Task to complete → An exact, complete printout of the listing is wanted, minus its images.

Given entries →
***

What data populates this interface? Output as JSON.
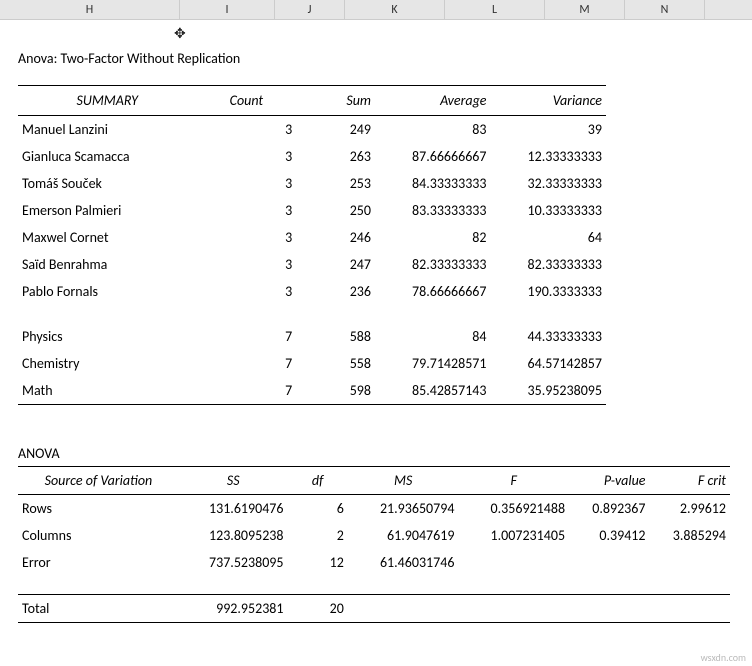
{
  "columns": {
    "h": "H",
    "i": "I",
    "j": "J",
    "k": "K",
    "l": "L",
    "m": "M",
    "n": "N"
  },
  "title": "Anova: Two-Factor Without Replication",
  "summary": {
    "headers": {
      "summary": "SUMMARY",
      "count": "Count",
      "sum": "Sum",
      "average": "Average",
      "variance": "Variance"
    },
    "rows": [
      {
        "name": "Manuel Lanzini",
        "count": "3",
        "sum": "249",
        "average": "83",
        "variance": "39"
      },
      {
        "name": "Gianluca Scamacca",
        "count": "3",
        "sum": "263",
        "average": "87.66666667",
        "variance": "12.33333333"
      },
      {
        "name": "Tomáš Souček",
        "count": "3",
        "sum": "253",
        "average": "84.33333333",
        "variance": "32.33333333"
      },
      {
        "name": "Emerson Palmieri",
        "count": "3",
        "sum": "250",
        "average": "83.33333333",
        "variance": "10.33333333"
      },
      {
        "name": "Maxwel Cornet",
        "count": "3",
        "sum": "246",
        "average": "82",
        "variance": "64"
      },
      {
        "name": "Saïd Benrahma",
        "count": "3",
        "sum": "247",
        "average": "82.33333333",
        "variance": "82.33333333"
      },
      {
        "name": "Pablo Fornals",
        "count": "3",
        "sum": "236",
        "average": "78.66666667",
        "variance": "190.3333333"
      }
    ],
    "cols_rows": [
      {
        "name": "Physics",
        "count": "7",
        "sum": "588",
        "average": "84",
        "variance": "44.33333333"
      },
      {
        "name": "Chemistry",
        "count": "7",
        "sum": "558",
        "average": "79.71428571",
        "variance": "64.57142857"
      },
      {
        "name": "Math",
        "count": "7",
        "sum": "598",
        "average": "85.42857143",
        "variance": "35.95238095"
      }
    ]
  },
  "anova": {
    "label": "ANOVA",
    "headers": {
      "src": "Source of Variation",
      "ss": "SS",
      "df": "df",
      "ms": "MS",
      "f": "F",
      "p": "P-value",
      "fcrit": "F crit"
    },
    "rows": [
      {
        "src": "Rows",
        "ss": "131.6190476",
        "df": "6",
        "ms": "21.93650794",
        "f": "0.356921488",
        "p": "0.892367",
        "fcrit": "2.99612"
      },
      {
        "src": "Columns",
        "ss": "123.8095238",
        "df": "2",
        "ms": "61.9047619",
        "f": "1.007231405",
        "p": "0.39412",
        "fcrit": "3.885294"
      },
      {
        "src": "Error",
        "ss": "737.5238095",
        "df": "12",
        "ms": "61.46031746",
        "f": "",
        "p": "",
        "fcrit": ""
      }
    ],
    "total": {
      "src": "Total",
      "ss": "992.952381",
      "df": "20"
    }
  },
  "watermark": "wsxdn.com"
}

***

Exercise result →
What data populates this interface? Output as JSON.
{
  "columns": {
    "h": "H",
    "i": "I",
    "j": "J",
    "k": "K",
    "l": "L",
    "m": "M",
    "n": "N"
  },
  "title": "Anova: Two-Factor Without Replication",
  "summary": {
    "headers": {
      "summary": "SUMMARY",
      "count": "Count",
      "sum": "Sum",
      "average": "Average",
      "variance": "Variance"
    },
    "rows": [
      {
        "name": "Manuel Lanzini",
        "count": "3",
        "sum": "249",
        "average": "83",
        "variance": "39"
      },
      {
        "name": "Gianluca Scamacca",
        "count": "3",
        "sum": "263",
        "average": "87.66666667",
        "variance": "12.33333333"
      },
      {
        "name": "Tomáš Souček",
        "count": "3",
        "sum": "253",
        "average": "84.33333333",
        "variance": "32.33333333"
      },
      {
        "name": "Emerson Palmieri",
        "count": "3",
        "sum": "250",
        "average": "83.33333333",
        "variance": "10.33333333"
      },
      {
        "name": "Maxwel Cornet",
        "count": "3",
        "sum": "246",
        "average": "82",
        "variance": "64"
      },
      {
        "name": "Saïd Benrahma",
        "count": "3",
        "sum": "247",
        "average": "82.33333333",
        "variance": "82.33333333"
      },
      {
        "name": "Pablo Fornals",
        "count": "3",
        "sum": "236",
        "average": "78.66666667",
        "variance": "190.3333333"
      }
    ],
    "cols_rows": [
      {
        "name": "Physics",
        "count": "7",
        "sum": "588",
        "average": "84",
        "variance": "44.33333333"
      },
      {
        "name": "Chemistry",
        "count": "7",
        "sum": "558",
        "average": "79.71428571",
        "variance": "64.57142857"
      },
      {
        "name": "Math",
        "count": "7",
        "sum": "598",
        "average": "85.42857143",
        "variance": "35.95238095"
      }
    ]
  },
  "anova": {
    "label": "ANOVA",
    "headers": {
      "src": "Source of Variation",
      "ss": "SS",
      "df": "df",
      "ms": "MS",
      "f": "F",
      "p": "P-value",
      "fcrit": "F crit"
    },
    "rows": [
      {
        "src": "Rows",
        "ss": "131.6190476",
        "df": "6",
        "ms": "21.93650794",
        "f": "0.356921488",
        "p": "0.892367",
        "fcrit": "2.99612"
      },
      {
        "src": "Columns",
        "ss": "123.8095238",
        "df": "2",
        "ms": "61.9047619",
        "f": "1.007231405",
        "p": "0.39412",
        "fcrit": "3.885294"
      },
      {
        "src": "Error",
        "ss": "737.5238095",
        "df": "12",
        "ms": "61.46031746",
        "f": "",
        "p": "",
        "fcrit": ""
      }
    ],
    "total": {
      "src": "Total",
      "ss": "992.952381",
      "df": "20"
    }
  },
  "watermark": "wsxdn.com"
}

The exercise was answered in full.